(Information given begins)

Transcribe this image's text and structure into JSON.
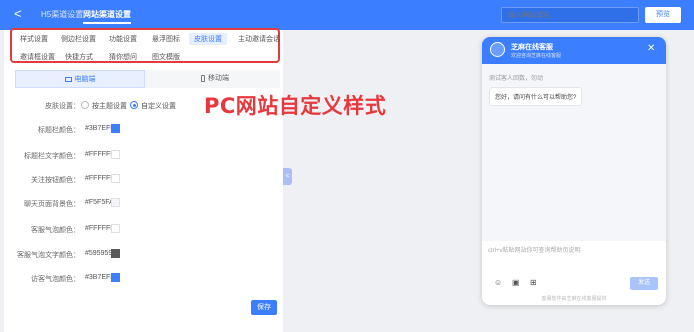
{
  "header": {
    "back_glyph": "<",
    "tabs": [
      {
        "label": "H5渠道设置",
        "active": false
      },
      {
        "label": "网站渠道设置",
        "active": true
      }
    ],
    "search_placeholder": "输入网站域名",
    "preview_label": "预览"
  },
  "menu": {
    "row1": [
      {
        "label": "样式设置",
        "active": false
      },
      {
        "label": "侧边栏设置",
        "active": false
      },
      {
        "label": "功能设置",
        "active": false
      },
      {
        "label": "悬浮图标",
        "active": false
      },
      {
        "label": "皮肤设置",
        "active": true
      },
      {
        "label": "主动邀请会话",
        "active": false
      }
    ],
    "row2": [
      {
        "label": "邀请框设置",
        "active": false
      },
      {
        "label": "快捷方式",
        "active": false
      },
      {
        "label": "猜你想问",
        "active": false
      },
      {
        "label": "图文模版",
        "active": false
      }
    ]
  },
  "device_tabs": [
    {
      "label": "电脑端",
      "icon": "monitor-icon",
      "active": true
    },
    {
      "label": "移动端",
      "icon": "mobile-icon",
      "active": false
    }
  ],
  "skin": {
    "label": "皮肤设置：",
    "options": [
      {
        "label": "按主题设置",
        "selected": false
      },
      {
        "label": "自定义设置",
        "selected": true
      }
    ]
  },
  "colors": [
    {
      "label": "标题栏颜色：",
      "hex": "#3B7EFF",
      "swatch": "#3B7EFF"
    },
    {
      "label": "标题栏文字颜色：",
      "hex": "#FFFFFF",
      "swatch": "#FFFFFF"
    },
    {
      "label": "关注按钮颜色：",
      "hex": "#FFFFFF",
      "swatch": "#FFFFFF"
    },
    {
      "label": "聊天页面背景色：",
      "hex": "#F5F5FA",
      "swatch": "#F5F5FA"
    },
    {
      "label": "客服气泡颜色：",
      "hex": "#FFFFFF",
      "swatch": "#FFFFFF"
    },
    {
      "label": "客服气泡文字颜色：",
      "hex": "#595959",
      "swatch": "#595959"
    },
    {
      "label": "访客气泡颜色：",
      "hex": "#3B7EFF",
      "swatch": "#3B7EFF"
    }
  ],
  "save_label": "保存",
  "annotation": "PC网站自定义样式",
  "collapse_glyph": "<",
  "chat": {
    "title": "芝麻在线客服",
    "subtitle": "欢迎咨询芝麻在线客服",
    "close_glyph": "✕",
    "hint": "测试客人回数，勿动",
    "bubble": "您好，请问有什么可以帮助您?",
    "input_placeholder": "ctrl+v粘贴网站你可查询帮助页说明",
    "tools": [
      {
        "icon": "emoji-icon",
        "glyph": "☺"
      },
      {
        "icon": "image-icon",
        "glyph": "▣"
      },
      {
        "icon": "file-icon",
        "glyph": "⊞"
      }
    ],
    "send_label": "发送",
    "powered": "客服软件由芝麻在线客服提供"
  },
  "accent_color": "#3B7EFF"
}
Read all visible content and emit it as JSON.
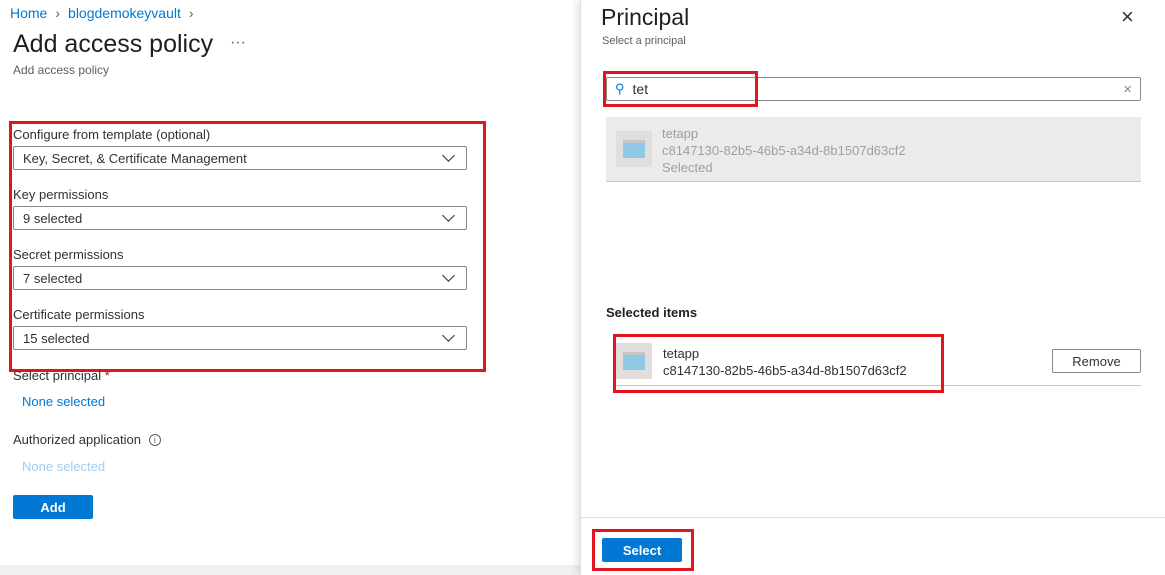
{
  "breadcrumb": {
    "home": "Home",
    "vault": "blogdemokeyvault"
  },
  "page": {
    "title": "Add access policy",
    "more": "···",
    "subtitle": "Add access policy"
  },
  "form": {
    "template": {
      "label": "Configure from template (optional)",
      "value": "Key, Secret, & Certificate Management"
    },
    "key": {
      "label": "Key permissions",
      "value": "9 selected"
    },
    "secret": {
      "label": "Secret permissions",
      "value": "7 selected"
    },
    "cert": {
      "label": "Certificate permissions",
      "value": "15 selected"
    },
    "principal": {
      "label": "Select principal",
      "required": "*",
      "value": "None selected"
    },
    "authapp": {
      "label": "Authorized application",
      "value": "None selected"
    },
    "add": "Add"
  },
  "panel": {
    "title": "Principal",
    "subtitle": "Select a principal",
    "search": {
      "value": "tet"
    },
    "result": {
      "name": "tetapp",
      "id": "c8147130-82b5-46b5-a34d-8b1507d63cf2",
      "status": "Selected"
    },
    "selected_heading": "Selected items",
    "selected_item": {
      "name": "tetapp",
      "id": "c8147130-82b5-46b5-a34d-8b1507d63cf2",
      "remove": "Remove"
    },
    "select": "Select"
  }
}
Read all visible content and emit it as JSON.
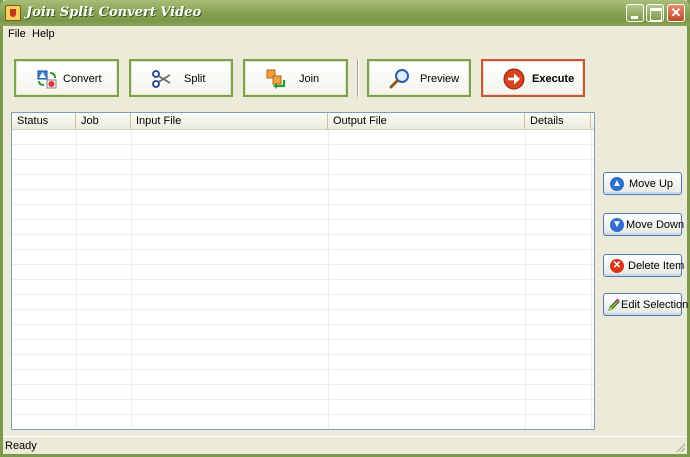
{
  "window": {
    "title": "Join Split Convert Video"
  },
  "menu": {
    "items": [
      {
        "label": "File"
      },
      {
        "label": "Help"
      }
    ]
  },
  "toolbar": {
    "buttons": [
      {
        "label": "Convert",
        "icon": "convert-icon"
      },
      {
        "label": "Split",
        "icon": "scissors-icon"
      },
      {
        "label": "Join",
        "icon": "join-icon"
      },
      {
        "label": "Preview",
        "icon": "magnifier-icon"
      },
      {
        "label": "Execute",
        "icon": "execute-arrow-icon"
      }
    ]
  },
  "list": {
    "columns": [
      "Status",
      "Job",
      "Input File",
      "Output File",
      "Details"
    ],
    "rows": []
  },
  "side_buttons": [
    {
      "label": "Move Up",
      "icon": "arrow-up-icon"
    },
    {
      "label": "Move Down",
      "icon": "arrow-down-icon"
    },
    {
      "label": "Delete Item",
      "icon": "delete-icon"
    },
    {
      "label": "Edit Selection",
      "icon": "pencil-icon"
    }
  ],
  "status": {
    "text": "Ready"
  },
  "colors": {
    "title_bar": "#88a555",
    "window_bg": "#ecebd9",
    "button_border": "#7da24b",
    "execute_border": "#c05a3a",
    "side_button_border": "#4e7fb1"
  }
}
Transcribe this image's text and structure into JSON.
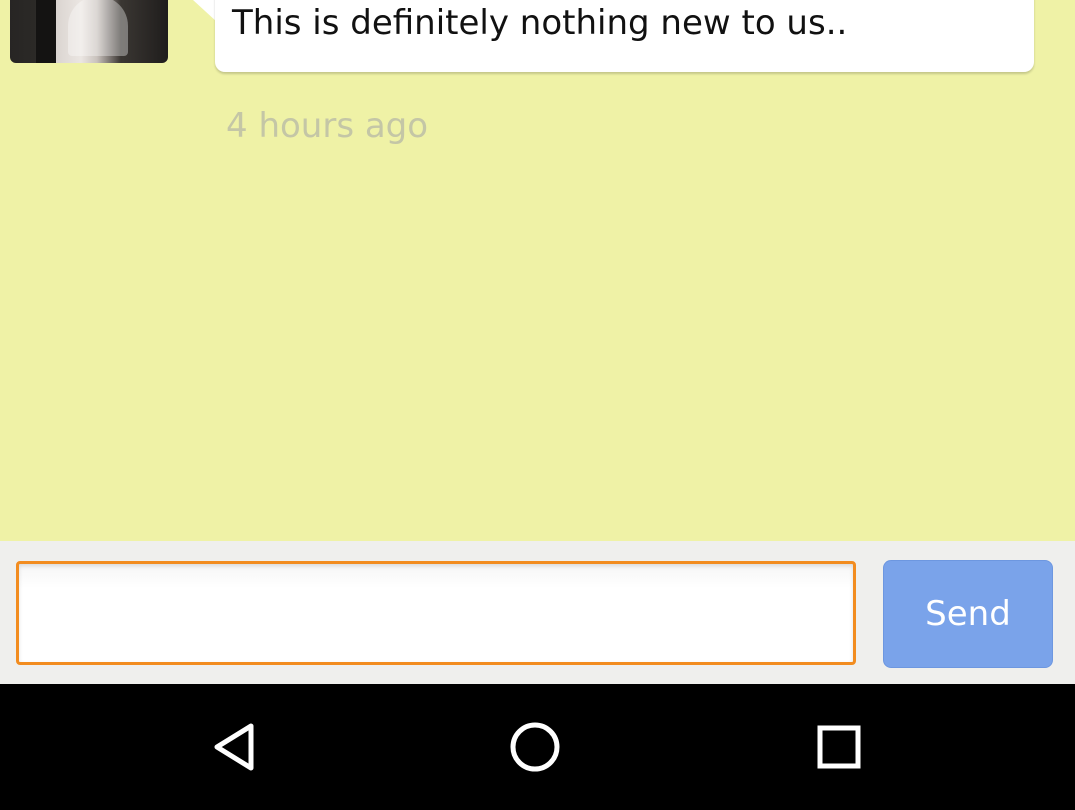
{
  "conversation": {
    "message": {
      "text": "This is definitely nothing new to us..",
      "timestamp": "4 hours ago"
    }
  },
  "composer": {
    "input_value": "",
    "input_placeholder": "",
    "send_label": "Send"
  },
  "navigation": {
    "back_icon": "back-triangle-icon",
    "home_icon": "home-circle-icon",
    "recent_icon": "recent-apps-square-icon"
  },
  "colors": {
    "chat_background": "#eff2a6",
    "input_border": "#f28c1f",
    "send_button": "#7aa3ea",
    "nav_background": "#000000",
    "timestamp_text": "#c4c6a6"
  }
}
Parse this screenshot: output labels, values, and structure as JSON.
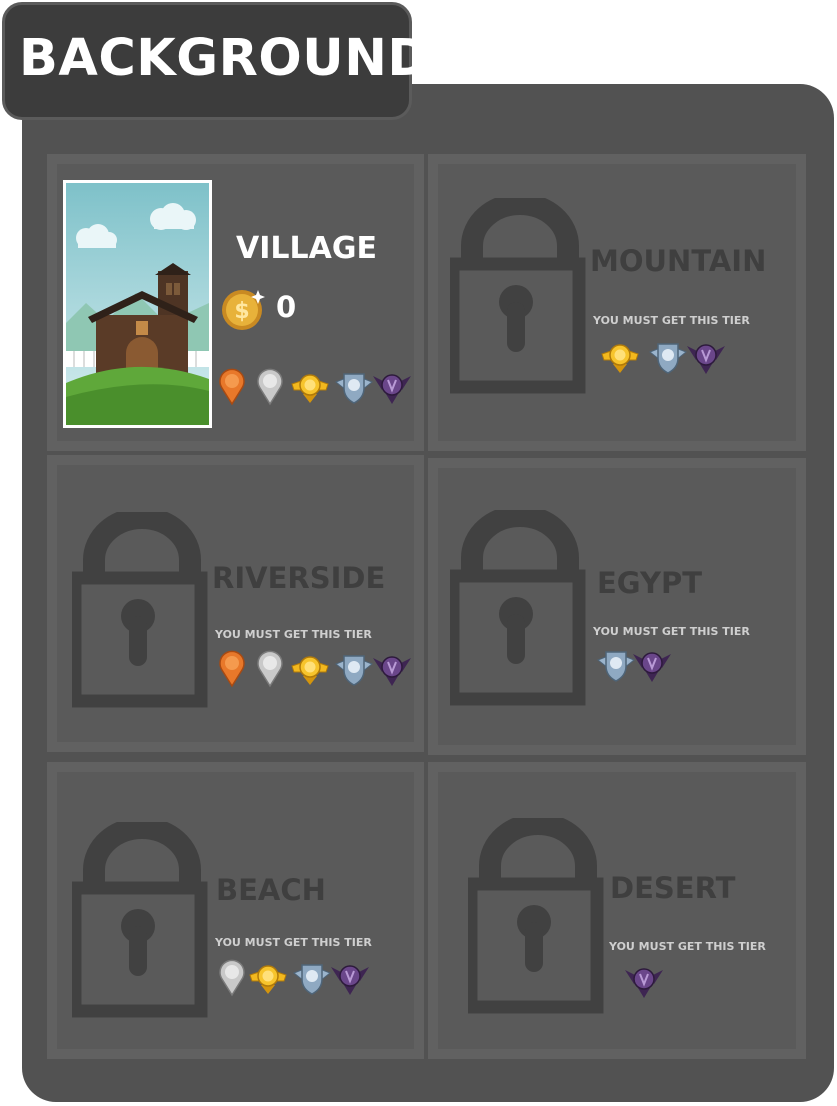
{
  "header": {
    "title": "BACKGROUND"
  },
  "levels": [
    {
      "name": "VILLAGE",
      "coins": "0",
      "locked": false
    },
    {
      "name": "MOUNTAIN",
      "tier_note": "YOU MUST GET THIS TIER",
      "locked": true
    },
    {
      "name": "RIVERSIDE",
      "tier_note": "YOU MUST GET THIS TIER",
      "locked": true
    },
    {
      "name": "EGYPT",
      "tier_note": "YOU MUST GET THIS TIER",
      "locked": true
    },
    {
      "name": "BEACH",
      "tier_note": "YOU MUST GET THIS TIER",
      "locked": true
    },
    {
      "name": "DESERT",
      "tier_note": "YOU MUST GET THIS TIER",
      "locked": true
    }
  ],
  "tier_badges": {
    "village": [
      "bronze-tier-badge",
      "silver-tier-badge",
      "gold-tier-badge",
      "platinum-tier-badge",
      "purple-tier-badge"
    ],
    "mountain": [
      "gold-tier-badge",
      "platinum-tier-badge",
      "purple-tier-badge"
    ],
    "riverside": [
      "bronze-tier-badge",
      "silver-tier-badge",
      "gold-tier-badge",
      "platinum-tier-badge",
      "purple-tier-badge"
    ],
    "egypt": [
      "platinum-tier-badge",
      "purple-tier-badge"
    ],
    "beach": [
      "silver-tier-badge",
      "gold-tier-badge",
      "platinum-tier-badge",
      "purple-tier-badge"
    ],
    "desert": [
      "purple-tier-badge"
    ]
  },
  "colors": {
    "panel": "#525252",
    "cell": "#5a5a5a",
    "locked_text": "#3f3f3f",
    "coin": "#e0a93a",
    "bronze": "#e8782a",
    "silver": "#c9c9c9",
    "gold": "#f2b81e",
    "platinum": "#9bb4cc",
    "purple": "#5e3d78"
  }
}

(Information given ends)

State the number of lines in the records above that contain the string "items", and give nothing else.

*Expected answer:*
2